DNA molecules that follow specific instructions could offer more precise molecular control of synthetic chemical systems, a discovery that opens the door for engineers to create molecular machines with new and complex behaviors.

Researchers have created chemical amplifiers and a chemical oscillator using a systematic method that has the potential to embed sophisticated circuit...

Im Focus: Long-lived storage of a photonic qubit for worldwide teleportation

MPQ scientists achieve long storage times for photonic quantum bits which break the lower bound for direct teleportation in a global quantum network.

Concerning the development of quantum memories for the realization of global quantum networks, scientists of the Quantum Dynamics Division led by Professor...

Im Focus: Electromagnetic water cloak eliminates drag and wake

Detailed calculations show water cloaks are feasible with today's technology

Researchers have developed a water cloaking concept based on electromagnetic forces that could eliminate an object's wake, greatly reducing its drag while...

Im Focus: Scientists channel graphene to understand filtration and ion transport into cells

Tiny pores at a cell's entryway act as miniature bouncers, letting in some electrically charged atoms--ions--but blocking others. Operating as exquisitely sensitive filters, these "ion channels" play a critical role in biological functions such as muscle contraction and the firing of brain cells.
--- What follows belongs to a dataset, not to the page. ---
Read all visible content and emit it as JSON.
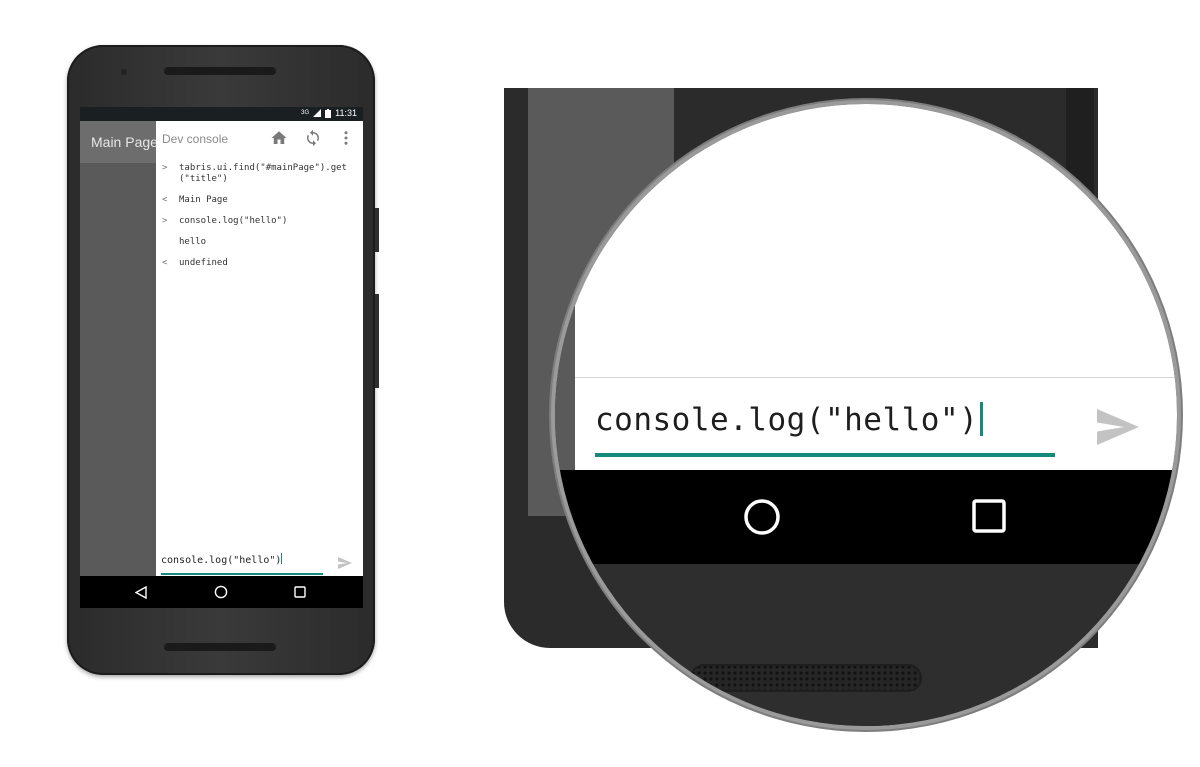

To rapidly transport the right ions through the cell membrane, the tiny channels rely on a complex interplay between the ions and surrounding molecules,...

Im Focus: Towards data storage at the single molecule level

The miniaturization of the current technology of storage media is hindered by fundamental limits of quantum mechanics. A new approach consists in using so-called spin-crossover molecules as the smallest possible storage unit. Similar to normal hard drives, these special molecules can save information via their magnetic state. A research team from Kiel University has now managed to successfully place a new class of spin-crossover molecules onto a surface and to improve the molecule’s storage capacity. The storage density of conventional hard drives could therefore theoretically be increased by more than one hundred fold. The study has been published in the scientific journal Nano Letters.

Over the past few years, the building blocks of storage media have gotten ever smaller. But further miniaturization of the current technology is hindered by...

All Focus news of the innovation-report >>>

Anzeige

Anzeige

Event News

See, understand and experience the work of the future

11.12.2017 | Event News

Innovative strategies to tackle parasitic worms

08.12.2017 | Event News

AKL’18: The opportunities and challenges of digitalization in the laser industry

07.12.2017 | Event News

 
Latest News

Engineers program tiny robots to move, think like insects

15.12.2017 | Power and Electrical Engineering

One in 5 materials chemistry papers may be wrong, study suggests

15.12.2017 | Materials Sciences

New antbird species discovered in Peru by LSU ornithologists

15.12.2017 | Life Sciences

VideoLinks
B2B-VideoLinks
More VideoLinks >>>